Vampire Saviour







TV System: 

Japan / NTSC


Requires 4MB RAM cartridge


2D Beat'em up

Without beating around the bush, Vampire Saviour is a superb game. The Saturn version benefits once more from the 4-Meg cart and the extra memory has certainly been used to excellent effect. On a basic Saturn it is possible that a version of this game could have been released, albeit one with drastic animation cuts, frequent slow-down and horrendous loading-times between bouts. However, with the actual cart in place, Vampire Saviour is a very tasty proposition indeed. The front-end is typically polished, very professional looking. A word of warning, however. This game isn't quite as accessible as it's predecessor, X-Men Versus Streetfighter, in the short-term. The overall mood of these two games is very different. Vampire Saviour has a somewhat darker and sombre feeling, which I personally appreciate, but others may be slightly put-off to begin with. I urge you to persevere with this game though, once you've played it for a while and become accustomed to the different combo-system and methods of activating special-moves, you'll seen realise that Capcom have come up trumps once more and produced arguably the best beat-em-up on the Saturn. Staunch fans of Virtua Fighter 2 will doubtlessly disagree with me on this one, but this is a title that will not disappoint the vast majority, I'm sure. The graphics are absolutely beautiful. Huge, demonic sprites bound around the screen at a very quick rate, producing some of the most weird and wonderful moves ever witnessed in a video game. I would say that these visuals just have the edge over XSF, but that's only personal opinion. After seeing Ryu and the boys for so long over the years, Vampire Saviour's style is a breath of fresh air, and a welcome one at that. If anything, the loading-times here are a shade quicker than those in XSF, barely noticeable at all in fact.
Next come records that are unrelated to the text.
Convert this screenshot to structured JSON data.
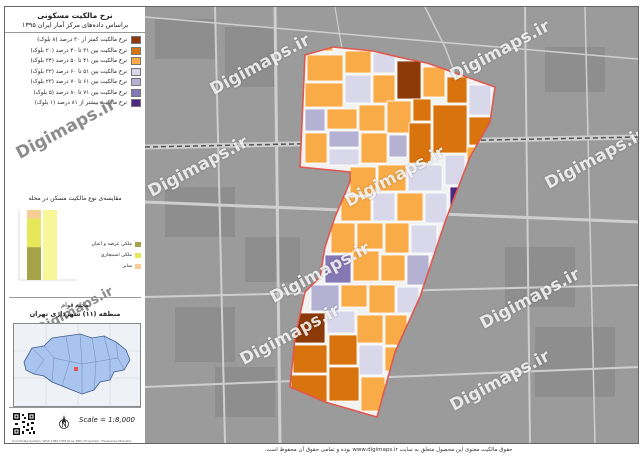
{
  "title": {
    "line1": "نرخ مالکیت مسکونی",
    "line2": "براساس داده‌های مرکز آمار ایران ۱۳۹۵"
  },
  "legend": {
    "items": [
      {
        "label": "نرخ مالکیت کمتر از ۳۰ درصد (۸ بلوک)",
        "color": "#8c3a07"
      },
      {
        "label": "نرخ مالکیت بین ۳۱ تا ۴۰ درصد (۲۰ بلوک)",
        "color": "#d8730e"
      },
      {
        "label": "نرخ مالکیت بین ۴۱ تا ۵۰ درصد (۳۴ بلوک)",
        "color": "#f9ab48"
      },
      {
        "label": "نرخ مالکیت بین ۵۱ تا ۶۰ درصد (۳۲ بلوک)",
        "color": "#d9d8ea"
      },
      {
        "label": "نرخ مالکیت بین ۶۱ تا ۷۰ درصد (۲۳ بلوک)",
        "color": "#b4b1d3"
      },
      {
        "label": "نرخ مالکیت بین ۷۱ تا ۸۰ درصد (۵ بلوک)",
        "color": "#8478b5"
      },
      {
        "label": "نرخ مالکیت بیشتر از ۸۱ درصد (۱ بلوک)",
        "color": "#4d2a80"
      }
    ]
  },
  "chart": {
    "title": "مقایسه‌ی نوع مالکیت مسکن در محله",
    "legend": [
      {
        "label": "ملکی عرصه و اعیان",
        "color": "#a4a34a"
      },
      {
        "label": "ملکی استیجاری",
        "color": "#e6e85a"
      },
      {
        "label": "سایر",
        "color": "#f7cf95"
      }
    ],
    "color_dominant": "#f7f79a"
  },
  "chart_data": {
    "type": "bar",
    "categories": [
      ""
    ],
    "series": [
      {
        "name": "ملکی عرصه و اعیان",
        "values": [
          47
        ]
      },
      {
        "name": "ملکی استیجاری",
        "values": [
          41
        ]
      },
      {
        "name": "سایر",
        "values": [
          12
        ]
      }
    ],
    "ylim": [
      0,
      100
    ],
    "title": "مقایسه‌ی نوع مالکیت مسکن در محله",
    "xlabel": "",
    "ylabel": ""
  },
  "location": {
    "neighborhood": "محله قوام",
    "district": "منطقه (۱۱) شهرداری تهران"
  },
  "scale": "Scale = 1:8,000",
  "watermark": "Digimaps.ir",
  "footer": "حقوق مالکیت معنوی این محصول متعلق به سایت www.digimaps.ir بوده و تمامی حقوق آن محفوظ است.",
  "fineprint": "Coordinate System: WGS 1984 UTM Zone 39N | Projection: Transverse Mercator",
  "colors": {
    "boundary": "#e0584f",
    "road": "#c9c9c9",
    "background": "#9a9a9a"
  }
}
Also worth mentioning is the fact that if you complete the game on any difficulty with one credit and go to the options screen and hold both shoulder buttons, an English language option becomes available. This point should pacify those who dislike purchasing import games for fear of the language barrier, fear no more. Although the backgrounds are of an excellent quality, fighting on the side of a skyscraper for example, I would have liked to have seen more animation regarding this area. The music is cool in some places >but others just seem a little lazy, in-game tunes are important and Capcom can certainly improve upon this>effort. No complaints with the sound-effects though, suitably crisp and sharp. As with XSF, Vampire Saviour is virtually timeless in two-player mode. However, the difficulty level appears to have increased in this gothic incarnation over XSF. I, for one, am most pleased by this aspect. The endings are typical Capcom, not brilliant but not too shabby. The English language for end-of-bout quotes certainly adds a little to the overall feeling of the game. In conclusion, I would urge all 2D and Capcom fighting fans to go forth and buy Vampire Saviour in confidence, it fits in nicely alongside Alpha 2 and XSF and would compliment any self-respecting gamers collection. To those who still remain unsure, bear in mind that Triple-A Saturn releases are a little thin on the ground at the moment, I wouldn't want you to miss out...











Review By: Michael West